Task brief — Copy all records precisely, apart from the pictures.

Website and app data records —
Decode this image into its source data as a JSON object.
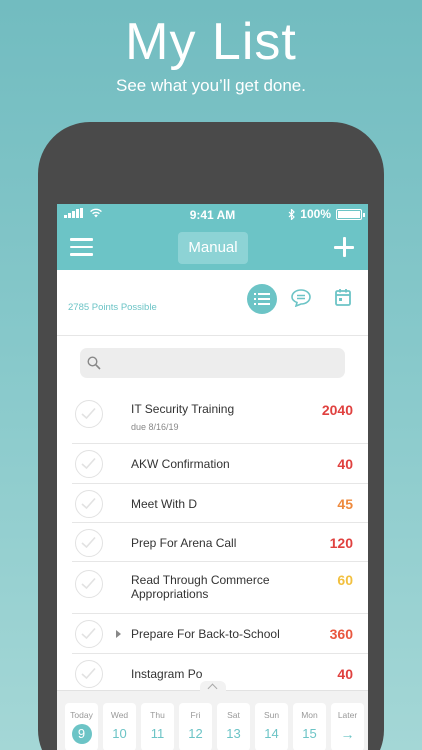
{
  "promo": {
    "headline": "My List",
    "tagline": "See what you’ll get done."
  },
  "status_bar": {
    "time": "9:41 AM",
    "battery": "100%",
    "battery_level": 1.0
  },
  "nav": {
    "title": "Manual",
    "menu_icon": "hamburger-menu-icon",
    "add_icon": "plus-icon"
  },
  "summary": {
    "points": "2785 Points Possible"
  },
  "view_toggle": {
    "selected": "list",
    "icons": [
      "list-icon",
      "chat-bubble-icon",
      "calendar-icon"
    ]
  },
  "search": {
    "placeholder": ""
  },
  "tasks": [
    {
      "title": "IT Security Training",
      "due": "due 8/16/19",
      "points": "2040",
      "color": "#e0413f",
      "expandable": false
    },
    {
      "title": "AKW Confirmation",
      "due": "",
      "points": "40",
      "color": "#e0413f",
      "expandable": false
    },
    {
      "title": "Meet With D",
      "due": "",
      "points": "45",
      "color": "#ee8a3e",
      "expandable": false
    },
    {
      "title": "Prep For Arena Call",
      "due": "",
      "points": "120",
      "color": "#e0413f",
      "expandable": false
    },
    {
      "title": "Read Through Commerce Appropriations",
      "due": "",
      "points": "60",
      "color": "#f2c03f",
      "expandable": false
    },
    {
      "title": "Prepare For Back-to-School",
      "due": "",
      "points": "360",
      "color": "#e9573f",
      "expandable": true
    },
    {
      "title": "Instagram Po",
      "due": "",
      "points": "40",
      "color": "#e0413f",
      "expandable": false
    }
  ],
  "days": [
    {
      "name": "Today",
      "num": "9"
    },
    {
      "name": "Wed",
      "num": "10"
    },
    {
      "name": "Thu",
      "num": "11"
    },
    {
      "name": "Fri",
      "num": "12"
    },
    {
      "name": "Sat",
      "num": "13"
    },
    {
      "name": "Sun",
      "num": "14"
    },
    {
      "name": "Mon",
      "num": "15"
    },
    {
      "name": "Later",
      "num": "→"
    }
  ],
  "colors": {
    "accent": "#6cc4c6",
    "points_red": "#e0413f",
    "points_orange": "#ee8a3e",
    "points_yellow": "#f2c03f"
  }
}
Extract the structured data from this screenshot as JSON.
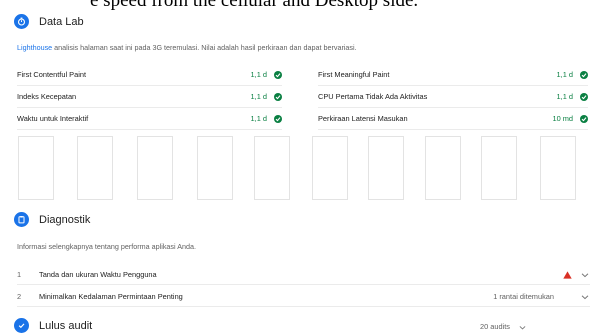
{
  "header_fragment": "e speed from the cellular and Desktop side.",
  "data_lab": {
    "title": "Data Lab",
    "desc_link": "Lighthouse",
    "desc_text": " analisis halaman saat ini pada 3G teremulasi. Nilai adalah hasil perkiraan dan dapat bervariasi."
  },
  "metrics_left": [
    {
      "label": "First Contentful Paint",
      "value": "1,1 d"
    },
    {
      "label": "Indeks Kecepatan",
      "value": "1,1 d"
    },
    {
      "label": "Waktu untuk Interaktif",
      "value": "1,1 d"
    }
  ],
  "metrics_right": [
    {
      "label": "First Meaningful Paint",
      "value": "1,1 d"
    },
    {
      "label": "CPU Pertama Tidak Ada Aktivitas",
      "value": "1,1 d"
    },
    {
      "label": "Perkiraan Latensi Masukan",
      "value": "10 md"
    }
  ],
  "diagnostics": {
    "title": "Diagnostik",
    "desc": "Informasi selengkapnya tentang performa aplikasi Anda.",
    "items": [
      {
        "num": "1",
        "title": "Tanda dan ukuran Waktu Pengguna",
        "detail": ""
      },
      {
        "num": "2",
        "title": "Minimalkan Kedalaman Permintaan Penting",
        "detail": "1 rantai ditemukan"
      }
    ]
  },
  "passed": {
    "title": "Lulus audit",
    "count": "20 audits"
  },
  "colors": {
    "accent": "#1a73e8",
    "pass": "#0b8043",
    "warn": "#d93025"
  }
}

Expected answer —
Decode this image into its source data as a JSON object.
{
  "promo": {
    "headline": "My List",
    "tagline": "See what you’ll get done."
  },
  "status_bar": {
    "time": "9:41 AM",
    "battery": "100%",
    "battery_level": 1.0
  },
  "nav": {
    "title": "Manual",
    "menu_icon": "hamburger-menu-icon",
    "add_icon": "plus-icon"
  },
  "summary": {
    "points": "2785 Points Possible"
  },
  "view_toggle": {
    "selected": "list",
    "icons": [
      "list-icon",
      "chat-bubble-icon",
      "calendar-icon"
    ]
  },
  "search": {
    "placeholder": ""
  },
  "tasks": [
    {
      "title": "IT Security Training",
      "due": "due 8/16/19",
      "points": "2040",
      "color": "#e0413f",
      "expandable": false
    },
    {
      "title": "AKW Confirmation",
      "due": "",
      "points": "40",
      "color": "#e0413f",
      "expandable": false
    },
    {
      "title": "Meet With D",
      "due": "",
      "points": "45",
      "color": "#ee8a3e",
      "expandable": false
    },
    {
      "title": "Prep For Arena Call",
      "due": "",
      "points": "120",
      "color": "#e0413f",
      "expandable": false
    },
    {
      "title": "Read Through Commerce Appropriations",
      "due": "",
      "points": "60",
      "color": "#f2c03f",
      "expandable": false
    },
    {
      "title": "Prepare For Back-to-School",
      "due": "",
      "points": "360",
      "color": "#e9573f",
      "expandable": true
    },
    {
      "title": "Instagram Po",
      "due": "",
      "points": "40",
      "color": "#e0413f",
      "expandable": false
    }
  ],
  "days": [
    {
      "name": "Today",
      "num": "9"
    },
    {
      "name": "Wed",
      "num": "10"
    },
    {
      "name": "Thu",
      "num": "11"
    },
    {
      "name": "Fri",
      "num": "12"
    },
    {
      "name": "Sat",
      "num": "13"
    },
    {
      "name": "Sun",
      "num": "14"
    },
    {
      "name": "Mon",
      "num": "15"
    },
    {
      "name": "Later",
      "num": "→"
    }
  ],
  "colors": {
    "accent": "#6cc4c6",
    "points_red": "#e0413f",
    "points_orange": "#ee8a3e",
    "points_yellow": "#f2c03f"
  }
}
Extract the structured data from this screenshot as JSON.
{
  "header_fragment": "e speed from the cellular and Desktop side.",
  "data_lab": {
    "title": "Data Lab",
    "desc_link": "Lighthouse",
    "desc_text": " analisis halaman saat ini pada 3G teremulasi. Nilai adalah hasil perkiraan dan dapat bervariasi."
  },
  "metrics_left": [
    {
      "label": "First Contentful Paint",
      "value": "1,1 d"
    },
    {
      "label": "Indeks Kecepatan",
      "value": "1,1 d"
    },
    {
      "label": "Waktu untuk Interaktif",
      "value": "1,1 d"
    }
  ],
  "metrics_right": [
    {
      "label": "First Meaningful Paint",
      "value": "1,1 d"
    },
    {
      "label": "CPU Pertama Tidak Ada Aktivitas",
      "value": "1,1 d"
    },
    {
      "label": "Perkiraan Latensi Masukan",
      "value": "10 md"
    }
  ],
  "diagnostics": {
    "title": "Diagnostik",
    "desc": "Informasi selengkapnya tentang performa aplikasi Anda.",
    "items": [
      {
        "num": "1",
        "title": "Tanda dan ukuran Waktu Pengguna",
        "detail": ""
      },
      {
        "num": "2",
        "title": "Minimalkan Kedalaman Permintaan Penting",
        "detail": "1 rantai ditemukan"
      }
    ]
  },
  "passed": {
    "title": "Lulus audit",
    "count": "20 audits"
  },
  "colors": {
    "accent": "#1a73e8",
    "pass": "#0b8043",
    "warn": "#d93025"
  }
}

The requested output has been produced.